▶ [Try it] A verbatim reproduction of all the entries is needed.

(Interface dataset entries)
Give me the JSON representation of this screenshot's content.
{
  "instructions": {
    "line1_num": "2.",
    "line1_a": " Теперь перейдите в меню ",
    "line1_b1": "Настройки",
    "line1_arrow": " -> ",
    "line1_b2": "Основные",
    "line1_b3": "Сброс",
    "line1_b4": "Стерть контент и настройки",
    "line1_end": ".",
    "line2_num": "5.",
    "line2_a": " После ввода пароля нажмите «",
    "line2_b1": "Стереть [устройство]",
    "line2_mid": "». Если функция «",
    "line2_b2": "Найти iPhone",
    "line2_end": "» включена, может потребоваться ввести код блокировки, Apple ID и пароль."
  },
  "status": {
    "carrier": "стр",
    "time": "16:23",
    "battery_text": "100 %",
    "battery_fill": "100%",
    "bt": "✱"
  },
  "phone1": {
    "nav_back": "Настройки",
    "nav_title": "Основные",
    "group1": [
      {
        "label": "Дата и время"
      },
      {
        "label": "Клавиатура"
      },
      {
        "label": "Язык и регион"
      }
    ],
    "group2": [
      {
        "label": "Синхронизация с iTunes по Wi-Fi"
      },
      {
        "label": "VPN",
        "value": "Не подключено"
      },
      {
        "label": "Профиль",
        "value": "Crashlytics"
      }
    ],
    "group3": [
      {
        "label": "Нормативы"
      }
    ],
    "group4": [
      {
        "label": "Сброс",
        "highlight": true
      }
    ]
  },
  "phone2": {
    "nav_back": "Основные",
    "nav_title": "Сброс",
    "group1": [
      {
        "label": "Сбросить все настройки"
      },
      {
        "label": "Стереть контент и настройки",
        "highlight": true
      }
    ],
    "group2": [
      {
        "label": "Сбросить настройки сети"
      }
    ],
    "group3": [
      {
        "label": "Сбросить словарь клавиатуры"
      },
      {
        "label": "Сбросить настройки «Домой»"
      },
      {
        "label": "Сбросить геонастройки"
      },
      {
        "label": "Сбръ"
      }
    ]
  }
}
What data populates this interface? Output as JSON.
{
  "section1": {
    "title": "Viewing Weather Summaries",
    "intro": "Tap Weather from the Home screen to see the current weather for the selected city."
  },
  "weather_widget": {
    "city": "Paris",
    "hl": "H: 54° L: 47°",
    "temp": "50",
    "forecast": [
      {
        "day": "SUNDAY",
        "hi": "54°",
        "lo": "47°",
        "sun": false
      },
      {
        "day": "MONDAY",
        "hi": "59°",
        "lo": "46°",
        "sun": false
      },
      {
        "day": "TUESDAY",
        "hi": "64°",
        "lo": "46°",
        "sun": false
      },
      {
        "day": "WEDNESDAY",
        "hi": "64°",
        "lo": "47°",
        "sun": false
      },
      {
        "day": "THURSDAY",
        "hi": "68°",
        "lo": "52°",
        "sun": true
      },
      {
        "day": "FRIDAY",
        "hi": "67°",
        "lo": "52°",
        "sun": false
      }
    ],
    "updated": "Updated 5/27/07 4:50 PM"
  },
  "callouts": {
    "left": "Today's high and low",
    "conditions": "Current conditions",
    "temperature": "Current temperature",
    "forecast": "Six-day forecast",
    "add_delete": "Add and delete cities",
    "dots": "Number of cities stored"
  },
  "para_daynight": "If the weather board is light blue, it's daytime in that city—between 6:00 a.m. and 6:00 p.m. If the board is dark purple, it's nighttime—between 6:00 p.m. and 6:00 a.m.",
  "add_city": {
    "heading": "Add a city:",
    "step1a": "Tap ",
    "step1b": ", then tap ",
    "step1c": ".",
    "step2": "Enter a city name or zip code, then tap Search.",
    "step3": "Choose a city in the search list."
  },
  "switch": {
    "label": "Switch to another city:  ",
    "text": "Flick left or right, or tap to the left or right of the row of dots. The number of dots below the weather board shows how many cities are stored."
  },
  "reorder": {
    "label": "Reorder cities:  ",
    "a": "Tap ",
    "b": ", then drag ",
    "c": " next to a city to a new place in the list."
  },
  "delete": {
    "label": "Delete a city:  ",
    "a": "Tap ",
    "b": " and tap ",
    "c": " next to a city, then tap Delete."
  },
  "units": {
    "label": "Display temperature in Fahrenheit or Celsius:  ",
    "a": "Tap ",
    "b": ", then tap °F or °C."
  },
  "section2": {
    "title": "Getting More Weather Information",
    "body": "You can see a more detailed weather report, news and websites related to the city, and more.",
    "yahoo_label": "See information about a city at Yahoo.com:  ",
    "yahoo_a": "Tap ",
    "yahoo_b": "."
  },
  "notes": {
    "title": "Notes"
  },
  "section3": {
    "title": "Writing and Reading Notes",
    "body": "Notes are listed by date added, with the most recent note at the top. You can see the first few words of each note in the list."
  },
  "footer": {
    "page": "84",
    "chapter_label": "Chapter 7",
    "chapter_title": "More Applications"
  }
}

▶ [Task answer]
Give me the JSON representation of this screenshot's content.
{
  "instructions": {
    "line1_num": "2.",
    "line1_a": " Теперь перейдите в меню ",
    "line1_b1": "Настройки",
    "line1_arrow": " -> ",
    "line1_b2": "Основные",
    "line1_b3": "Сброс",
    "line1_b4": "Стерть контент и настройки",
    "line1_end": ".",
    "line2_num": "5.",
    "line2_a": " После ввода пароля нажмите «",
    "line2_b1": "Стереть [устройство]",
    "line2_mid": "». Если функция «",
    "line2_b2": "Найти iPhone",
    "line2_end": "» включена, может потребоваться ввести код блокировки, Apple ID и пароль."
  },
  "status": {
    "carrier": "стр",
    "time": "16:23",
    "battery_text": "100 %",
    "battery_fill": "100%",
    "bt": "✱"
  },
  "phone1": {
    "nav_back": "Настройки",
    "nav_title": "Основные",
    "group1": [
      {
        "label": "Дата и время"
      },
      {
        "label": "Клавиатура"
      },
      {
        "label": "Язык и регион"
      }
    ],
    "group2": [
      {
        "label": "Синхронизация с iTunes по Wi-Fi"
      },
      {
        "label": "VPN",
        "value": "Не подключено"
      },
      {
        "label": "Профиль",
        "value": "Crashlytics"
      }
    ],
    "group3": [
      {
        "label": "Нормативы"
      }
    ],
    "group4": [
      {
        "label": "Сброс",
        "highlight": true
      }
    ]
  },
  "phone2": {
    "nav_back": "Основные",
    "nav_title": "Сброс",
    "group1": [
      {
        "label": "Сбросить все настройки"
      },
      {
        "label": "Стереть контент и настройки",
        "highlight": true
      }
    ],
    "group2": [
      {
        "label": "Сбросить настройки сети"
      }
    ],
    "group3": [
      {
        "label": "Сбросить словарь клавиатуры"
      },
      {
        "label": "Сбросить настройки «Домой»"
      },
      {
        "label": "Сбросить геонастройки"
      },
      {
        "label": "Сбръ"
      }
    ]
  }
}
What data populates this interface? Output as JSON.
{
  "section1": {
    "title": "Viewing Weather Summaries",
    "intro": "Tap Weather from the Home screen to see the current weather for the selected city."
  },
  "weather_widget": {
    "city": "Paris",
    "hl": "H: 54° L: 47°",
    "temp": "50",
    "forecast": [
      {
        "day": "SUNDAY",
        "hi": "54°",
        "lo": "47°",
        "sun": false
      },
      {
        "day": "MONDAY",
        "hi": "59°",
        "lo": "46°",
        "sun": false
      },
      {
        "day": "TUESDAY",
        "hi": "64°",
        "lo": "46°",
        "sun": false
      },
      {
        "day": "WEDNESDAY",
        "hi": "64°",
        "lo": "47°",
        "sun": false
      },
      {
        "day": "THURSDAY",
        "hi": "68°",
        "lo": "52°",
        "sun": true
      },
      {
        "day": "FRIDAY",
        "hi": "67°",
        "lo": "52°",
        "sun": false
      }
    ],
    "updated": "Updated 5/27/07 4:50 PM"
  },
  "callouts": {
    "left": "Today's high and low",
    "conditions": "Current conditions",
    "temperature": "Current temperature",
    "forecast": "Six-day forecast",
    "add_delete": "Add and delete cities",
    "dots": "Number of cities stored"
  },
  "para_daynight": "If the weather board is light blue, it's daytime in that city—between 6:00 a.m. and 6:00 p.m. If the board is dark purple, it's nighttime—between 6:00 p.m. and 6:00 a.m.",
  "add_city": {
    "heading": "Add a city:",
    "step1a": "Tap ",
    "step1b": ", then tap ",
    "step1c": ".",
    "step2": "Enter a city name or zip code, then tap Search.",
    "step3": "Choose a city in the search list."
  },
  "switch": {
    "label": "Switch to another city:  ",
    "text": "Flick left or right, or tap to the left or right of the row of dots. The number of dots below the weather board shows how many cities are stored."
  },
  "reorder": {
    "label": "Reorder cities:  ",
    "a": "Tap ",
    "b": ", then drag ",
    "c": " next to a city to a new place in the list."
  },
  "delete": {
    "label": "Delete a city:  ",
    "a": "Tap ",
    "b": " and tap ",
    "c": " next to a city, then tap Delete."
  },
  "units": {
    "label": "Display temperature in Fahrenheit or Celsius:  ",
    "a": "Tap ",
    "b": ", then tap °F or °C."
  },
  "section2": {
    "title": "Getting More Weather Information",
    "body": "You can see a more detailed weather report, news and websites related to the city, and more.",
    "yahoo_label": "See information about a city at Yahoo.com:  ",
    "yahoo_a": "Tap ",
    "yahoo_b": "."
  },
  "notes": {
    "title": "Notes"
  },
  "section3": {
    "title": "Writing and Reading Notes",
    "body": "Notes are listed by date added, with the most recent note at the top. You can see the first few words of each note in the list."
  },
  "footer": {
    "page": "84",
    "chapter_label": "Chapter 7",
    "chapter_title": "More Applications"
  }
}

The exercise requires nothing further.